Weeks ago the Chinese government sought to downplay - but also admitted - an incident at Taishan nuclear plant near Hong Kong which involved damage to fuel rods, also amid wider suspicions of a radiation leak, mainly being spotlighted by entities based outside the country - most notably the French company that part owns and assists in operating the site which warned of an "imminent radiological threat".
Now adding to these suspicions of a much more serious incident than what China admitted, Taishan's operator has announced Friday that one of Taishan's reactors has been shut down for "maintenance". The Chinese government had dismissed what it called a "common" problem, citing no need for concern, while the China General Nuclear Power Group (CGN) on Friday issued a statement saying the reactor is "completely under control".
This after as CNN reported in mid-June the French operator took the very unusual step of reaching out to the US government for help:
While US officials have deemed the situation does not currently pose a severe safety threat to workers at the plant or Chinese public, it is unusual that a foreign company would unilaterally reach out to the American government for help when its Chinese state-owned partner is yet to acknowledge a problem exists.

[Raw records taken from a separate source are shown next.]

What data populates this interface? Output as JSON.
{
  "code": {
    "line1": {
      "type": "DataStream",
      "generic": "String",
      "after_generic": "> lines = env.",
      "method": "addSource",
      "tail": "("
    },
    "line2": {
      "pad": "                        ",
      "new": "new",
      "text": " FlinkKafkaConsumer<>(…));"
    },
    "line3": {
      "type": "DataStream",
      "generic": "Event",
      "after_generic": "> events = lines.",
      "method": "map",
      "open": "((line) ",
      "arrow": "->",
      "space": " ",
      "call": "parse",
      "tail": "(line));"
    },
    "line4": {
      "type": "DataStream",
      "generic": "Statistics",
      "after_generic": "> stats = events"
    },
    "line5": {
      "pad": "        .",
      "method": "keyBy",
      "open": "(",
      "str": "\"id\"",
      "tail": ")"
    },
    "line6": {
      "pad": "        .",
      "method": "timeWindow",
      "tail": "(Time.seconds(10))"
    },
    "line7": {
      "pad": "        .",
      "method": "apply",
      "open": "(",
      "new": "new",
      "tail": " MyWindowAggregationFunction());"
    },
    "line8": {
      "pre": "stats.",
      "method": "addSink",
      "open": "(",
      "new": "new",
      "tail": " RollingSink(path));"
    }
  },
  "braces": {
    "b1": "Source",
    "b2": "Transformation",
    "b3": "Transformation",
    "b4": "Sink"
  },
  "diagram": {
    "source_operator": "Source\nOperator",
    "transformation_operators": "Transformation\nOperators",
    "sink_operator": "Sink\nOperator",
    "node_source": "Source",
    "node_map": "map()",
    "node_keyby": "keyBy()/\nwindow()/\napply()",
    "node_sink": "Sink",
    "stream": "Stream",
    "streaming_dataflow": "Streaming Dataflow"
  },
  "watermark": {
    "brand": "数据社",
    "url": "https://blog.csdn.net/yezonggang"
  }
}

The scenario could put the US in a complicated situation should the leak continue or become more severe without being fixed.
Obviously this all suggested a potential serious cover-up in progress which further appeared to pit the French operator against Chinese authorities overseeing the plant. BBC in its latest reporting Friday referenced this internal conflict now leading to the Unit 1 shutdown at Taishan.
Referencing the French firm, BBC writes:
EDF later said a problem with fuel rods had led to the build-up of gases, which had to be released into the atmosphere. Fuel rods are sealed metal tubes which hold nuclear materials used to fuel the nuclear reactor.
Last week an EDF spokesperson told CNN the French company would shut the plant down if it could. They said the decision lay with the Chinese operator. The situation at Taishan was "not an emergency" but nevertheless a "serious situation", the spokesperson added.
But now this statement: "After lengthy conversations between French and Chinese technical personnel, Taishan Nuclear Power Plant... decided to shut down Unit 1 for maintenance," China General Nuclear Power Group (CGN) said.
Taishan Nuclear Power Plant back in the headlines.— HUNTSMAN 🇺🇸 (@man_integrated) July 24, 2021
The French partner blew the whistle in June, and is again leaking to the international media about their concerns.
Major CYA ongoing here.
A shutdown would be bad.
A meltdown would be Fukushima-level impact or greater. https://t.co/VAT6rgnYPy pic.twitter.com/Bx5er6TU2E
The type of reactor the Tiashan facility has, the EPR, is somewhat experimental as it's the first operational one in the world as has been dubbed the "future" of nuclear energy reactors as it's supposed to be safer and more powerful. However, as one 2020 headline in Popular Mechanics emphasized, "France's revolutionary nuclear reactor is a leaky, expensive mess."
All of this potentially points to a more severe problem at the site than what's being publicly acknowledged. Referencing the initial EDF letter sent to the US Department of Energy in June, one regional report says the Chinese may be covering up a growing radiation leak.
EDF had previously spelled out that if the reactor were located in France, it would without doubt shut it down - but that this was the decision of the Chinese government.
EDF says that based on latest data it would shut down the Taishan No. 1 nuclear reactor *if it was in France*, but that it's not its decision— David Sheppard (@OilSheppard) July 22, 2021
It's held an extraordinary board meeting with its China JV after a report of a possible radiation leak last month https://t.co/TDtQcrraYJ pic.twitter.com/XwISah2AFY
"In the letter, the French power company reportedly accused the Chinese safety authority of raising the acceptable level of radiation outside the power plant, a report denied by the Chinese government. While the ministry of ecology and environment admitted the power plant had five broken fuel rods, it said no radioactivity leaked," according to Hindustan Times.